[Saved entries]
────────────────────
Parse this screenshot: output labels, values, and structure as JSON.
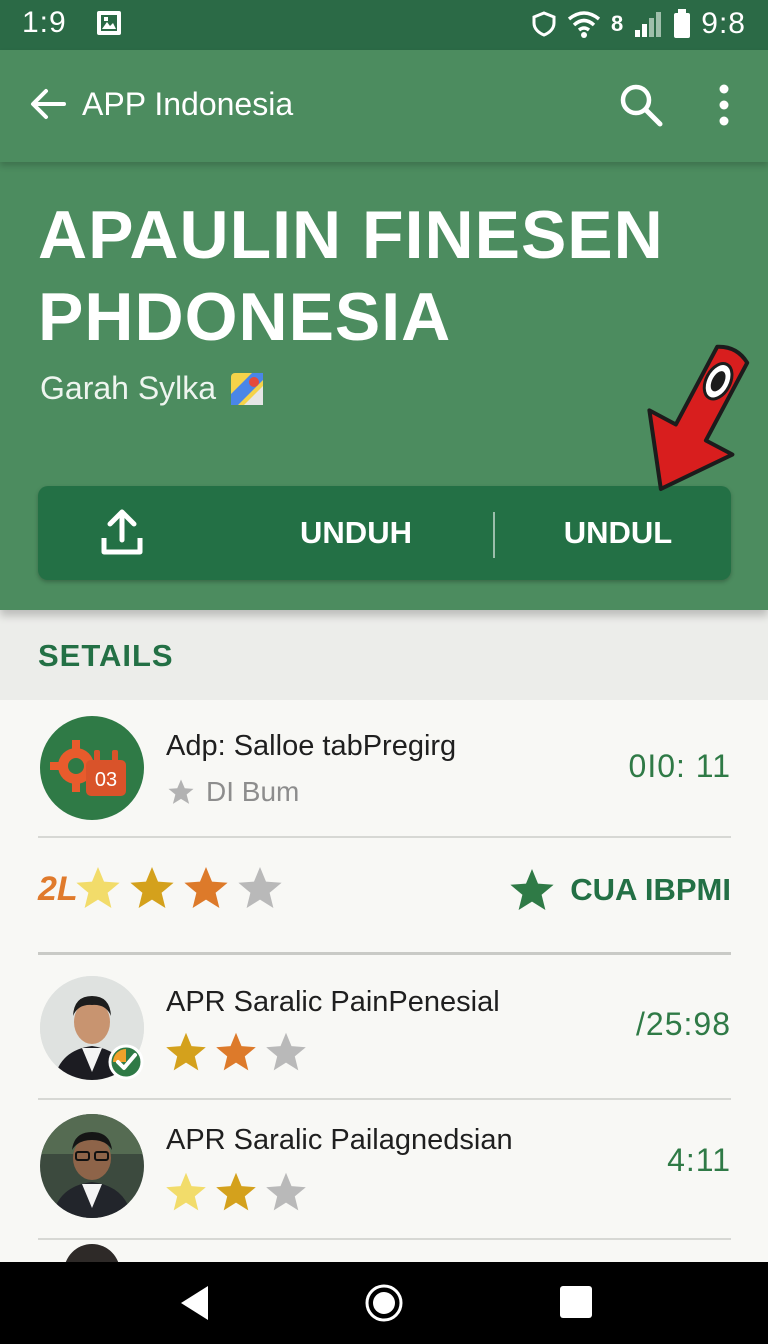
{
  "status_bar": {
    "time_left": "1:9",
    "time_right": "9:8",
    "carrier": "8",
    "icons": [
      "image-icon",
      "shield-icon",
      "wifi-icon",
      "signal-icon",
      "battery-icon"
    ]
  },
  "app_bar": {
    "title": "APP Indonesia",
    "icons": [
      "back-arrow-icon",
      "search-icon",
      "more-vert-icon"
    ]
  },
  "hero": {
    "headline": "APAULIN FINESEN PHDONESIA",
    "subtitle": "Garah Sylka",
    "subtitle_icon": "maps-icon",
    "actions": {
      "upload_icon": "upload-icon",
      "button_1": "UNDUH",
      "button_2": "UNDUL"
    },
    "pointer_icon": "red-arrow-pointer-icon"
  },
  "section": {
    "label": "SETAILS"
  },
  "list": {
    "app_row": {
      "title": "Adp: Salloe tabPregirg",
      "subtitle": "DI Bum",
      "value": "0I0: 11",
      "icon_badge": "03",
      "icon": "app-gear-icon"
    },
    "rating_row": {
      "prefix": "2L",
      "rating": 3,
      "max": 4,
      "badge_text": "CUA IBPMI",
      "badge_icon": "star-icon"
    },
    "people": [
      {
        "title": "APR Saralic PainPenesial",
        "value": "/25:98",
        "rating": 2,
        "max": 3,
        "verified": true
      },
      {
        "title": "APR Saralic Pailagnedsian",
        "value": "4:11",
        "rating": 2,
        "max": 3,
        "verified": false
      }
    ]
  },
  "colors": {
    "status_bar": "#2b6a46",
    "primary": "#4c8c5f",
    "primary_dark": "#237045",
    "accent_red": "#d81e1e",
    "star_yellow": "#f2dc6a",
    "star_gold": "#d4a11c",
    "star_orange": "#dd7a2a",
    "star_gray": "#b9b9b9"
  }
}
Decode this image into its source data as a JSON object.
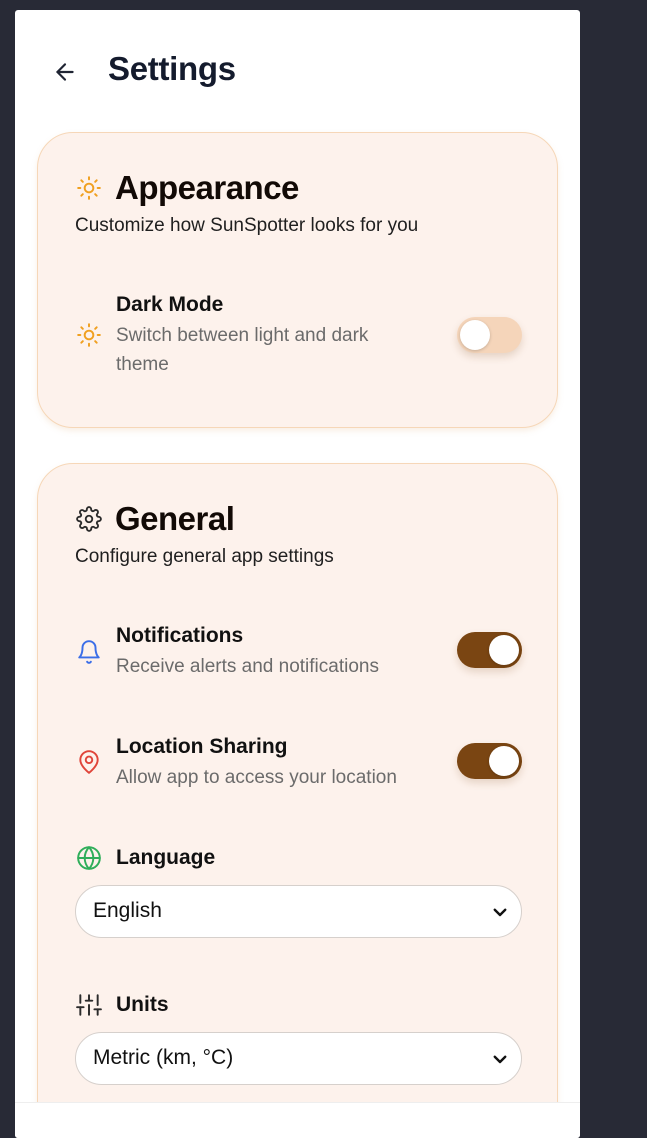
{
  "header": {
    "title": "Settings",
    "back_icon": "arrow-left-icon"
  },
  "appearance": {
    "title": "Appearance",
    "subtitle": "Customize how SunSpotter looks for you",
    "icon": "sun-icon",
    "dark_mode": {
      "label": "Dark Mode",
      "description_line1": "Switch between light and dark",
      "description_line2": "theme",
      "icon": "sun-icon",
      "enabled": false
    }
  },
  "general": {
    "title": "General",
    "subtitle": "Configure general app settings",
    "icon": "gear-icon",
    "notifications": {
      "label": "Notifications",
      "description": "Receive alerts and notifications",
      "icon": "bell-icon",
      "enabled": true
    },
    "location_sharing": {
      "label": "Location Sharing",
      "description": "Allow app to access your location",
      "icon": "map-pin-icon",
      "enabled": true
    },
    "language": {
      "label": "Language",
      "icon": "globe-icon",
      "selected": "English"
    },
    "units": {
      "label": "Units",
      "icon": "sliders-icon",
      "selected": "Metric (km, °C)"
    }
  },
  "colors": {
    "accent_brown": "#7a4512",
    "card_bg": "#fdf2ec",
    "sun_orange": "#f0a020",
    "bell_blue": "#3b6ee8",
    "pin_red": "#e0453a",
    "globe_green": "#2fae5a"
  }
}
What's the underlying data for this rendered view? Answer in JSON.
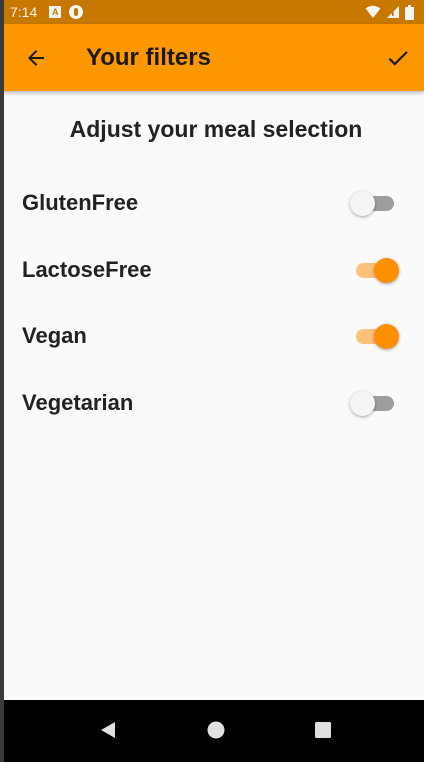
{
  "status_bar": {
    "time": "7:14",
    "icons": [
      "android-notification-icon",
      "pocket-casts-icon",
      "wifi-icon",
      "signal-icon",
      "battery-icon"
    ]
  },
  "app_bar": {
    "title": "Your filters",
    "back_icon": "arrow-left-icon",
    "save_icon": "check-icon",
    "background": "#ff9800"
  },
  "content": {
    "heading": "Adjust your meal selection",
    "filters": [
      {
        "label": "GlutenFree",
        "enabled": false
      },
      {
        "label": "LactoseFree",
        "enabled": true
      },
      {
        "label": "Vegan",
        "enabled": true
      },
      {
        "label": "Vegetarian",
        "enabled": false
      }
    ]
  },
  "nav_bar": {
    "buttons": [
      "back-triangle-icon",
      "home-circle-icon",
      "recents-square-icon"
    ]
  },
  "colors": {
    "accent": "#ff9800",
    "status_bar": "#c77800",
    "switch_on": "#ff8f00"
  }
}
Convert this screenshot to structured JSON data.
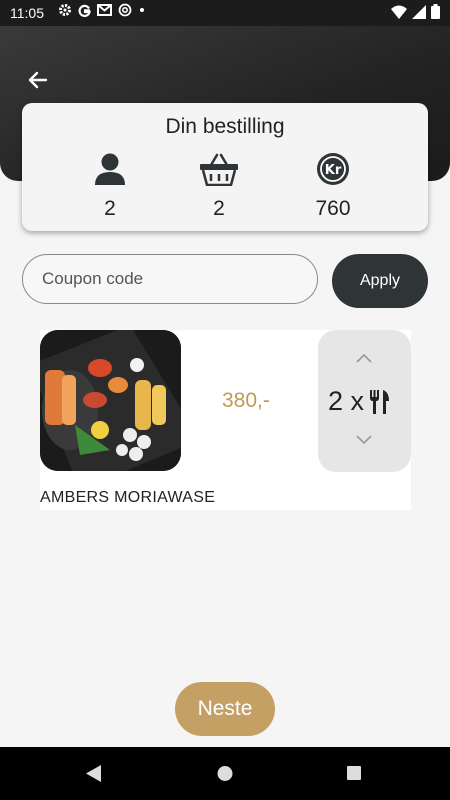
{
  "status_bar": {
    "time": "11:05"
  },
  "order_summary": {
    "title": "Din bestilling",
    "guests": "2",
    "items": "2",
    "total": "760"
  },
  "coupon": {
    "placeholder": "Coupon code",
    "apply_label": "Apply"
  },
  "cart_item": {
    "name": "AMBERS MORIAWASE",
    "price": "380,-",
    "quantity": "2 x"
  },
  "footer": {
    "next_label": "Neste"
  },
  "colors": {
    "accent": "#c5a065",
    "dark": "#2f3537",
    "price": "#c39a55"
  }
}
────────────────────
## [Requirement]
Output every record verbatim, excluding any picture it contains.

## [Answer box]
Parse this screenshot: output labels, values, and structure as JSON.
{
  "status_bar": {
    "time_left": "1:9",
    "time_right": "9:8",
    "carrier": "8",
    "icons": [
      "image-icon",
      "shield-icon",
      "wifi-icon",
      "signal-icon",
      "battery-icon"
    ]
  },
  "app_bar": {
    "title": "APP Indonesia",
    "icons": [
      "back-arrow-icon",
      "search-icon",
      "more-vert-icon"
    ]
  },
  "hero": {
    "headline": "APAULIN FINESEN PHDONESIA",
    "subtitle": "Garah Sylka",
    "subtitle_icon": "maps-icon",
    "actions": {
      "upload_icon": "upload-icon",
      "button_1": "UNDUH",
      "button_2": "UNDUL"
    },
    "pointer_icon": "red-arrow-pointer-icon"
  },
  "section": {
    "label": "SETAILS"
  },
  "list": {
    "app_row": {
      "title": "Adp: Salloe tabPregirg",
      "subtitle": "DI Bum",
      "value": "0I0: 11",
      "icon_badge": "03",
      "icon": "app-gear-icon"
    },
    "rating_row": {
      "prefix": "2L",
      "rating": 3,
      "max": 4,
      "badge_text": "CUA IBPMI",
      "badge_icon": "star-icon"
    },
    "people": [
      {
        "title": "APR Saralic PainPenesial",
        "value": "/25:98",
        "rating": 2,
        "max": 3,
        "verified": true
      },
      {
        "title": "APR Saralic Pailagnedsian",
        "value": "4:11",
        "rating": 2,
        "max": 3,
        "verified": false
      }
    ]
  },
  "colors": {
    "status_bar": "#2b6a46",
    "primary": "#4c8c5f",
    "primary_dark": "#237045",
    "accent_red": "#d81e1e",
    "star_yellow": "#f2dc6a",
    "star_gold": "#d4a11c",
    "star_orange": "#dd7a2a",
    "star_gray": "#b9b9b9"
  }
}
Decode this image into its source data as a JSON object.
{
  "header": {
    "title": "Settings",
    "back_icon": "arrow-left-icon"
  },
  "appearance": {
    "title": "Appearance",
    "subtitle": "Customize how SunSpotter looks for you",
    "icon": "sun-icon",
    "dark_mode": {
      "label": "Dark Mode",
      "description_line1": "Switch between light and dark",
      "description_line2": "theme",
      "icon": "sun-icon",
      "enabled": false
    }
  },
  "general": {
    "title": "General",
    "subtitle": "Configure general app settings",
    "icon": "gear-icon",
    "notifications": {
      "label": "Notifications",
      "description": "Receive alerts and notifications",
      "icon": "bell-icon",
      "enabled": true
    },
    "location_sharing": {
      "label": "Location Sharing",
      "description": "Allow app to access your location",
      "icon": "map-pin-icon",
      "enabled": true
    },
    "language": {
      "label": "Language",
      "icon": "globe-icon",
      "selected": "English"
    },
    "units": {
      "label": "Units",
      "icon": "sliders-icon",
      "selected": "Metric (km, °C)"
    }
  },
  "colors": {
    "accent_brown": "#7a4512",
    "card_bg": "#fdf2ec",
    "sun_orange": "#f0a020",
    "bell_blue": "#3b6ee8",
    "pin_red": "#e0453a",
    "globe_green": "#2fae5a"
  }
}
What's the underlying data for this rendered view? Answer in JSON.
{
  "status_bar": {
    "time": "7:14",
    "icons": [
      "android-notification-icon",
      "pocket-casts-icon",
      "wifi-icon",
      "signal-icon",
      "battery-icon"
    ]
  },
  "app_bar": {
    "title": "Your filters",
    "back_icon": "arrow-left-icon",
    "save_icon": "check-icon",
    "background": "#ff9800"
  },
  "content": {
    "heading": "Adjust your meal selection",
    "filters": [
      {
        "label": "GlutenFree",
        "enabled": false
      },
      {
        "label": "LactoseFree",
        "enabled": true
      },
      {
        "label": "Vegan",
        "enabled": true
      },
      {
        "label": "Vegetarian",
        "enabled": false
      }
    ]
  },
  "nav_bar": {
    "buttons": [
      "back-triangle-icon",
      "home-circle-icon",
      "recents-square-icon"
    ]
  },
  "colors": {
    "accent": "#ff9800",
    "status_bar": "#c77800",
    "switch_on": "#ff8f00"
  }
}
Convert this screenshot to structured JSON data.
{
  "status_bar": {
    "time": "11:05"
  },
  "order_summary": {
    "title": "Din bestilling",
    "guests": "2",
    "items": "2",
    "total": "760"
  },
  "coupon": {
    "placeholder": "Coupon code",
    "apply_label": "Apply"
  },
  "cart_item": {
    "name": "AMBERS MORIAWASE",
    "price": "380,-",
    "quantity": "2 x"
  },
  "footer": {
    "next_label": "Neste"
  },
  "colors": {
    "accent": "#c5a065",
    "dark": "#2f3537",
    "price": "#c39a55"
  }
}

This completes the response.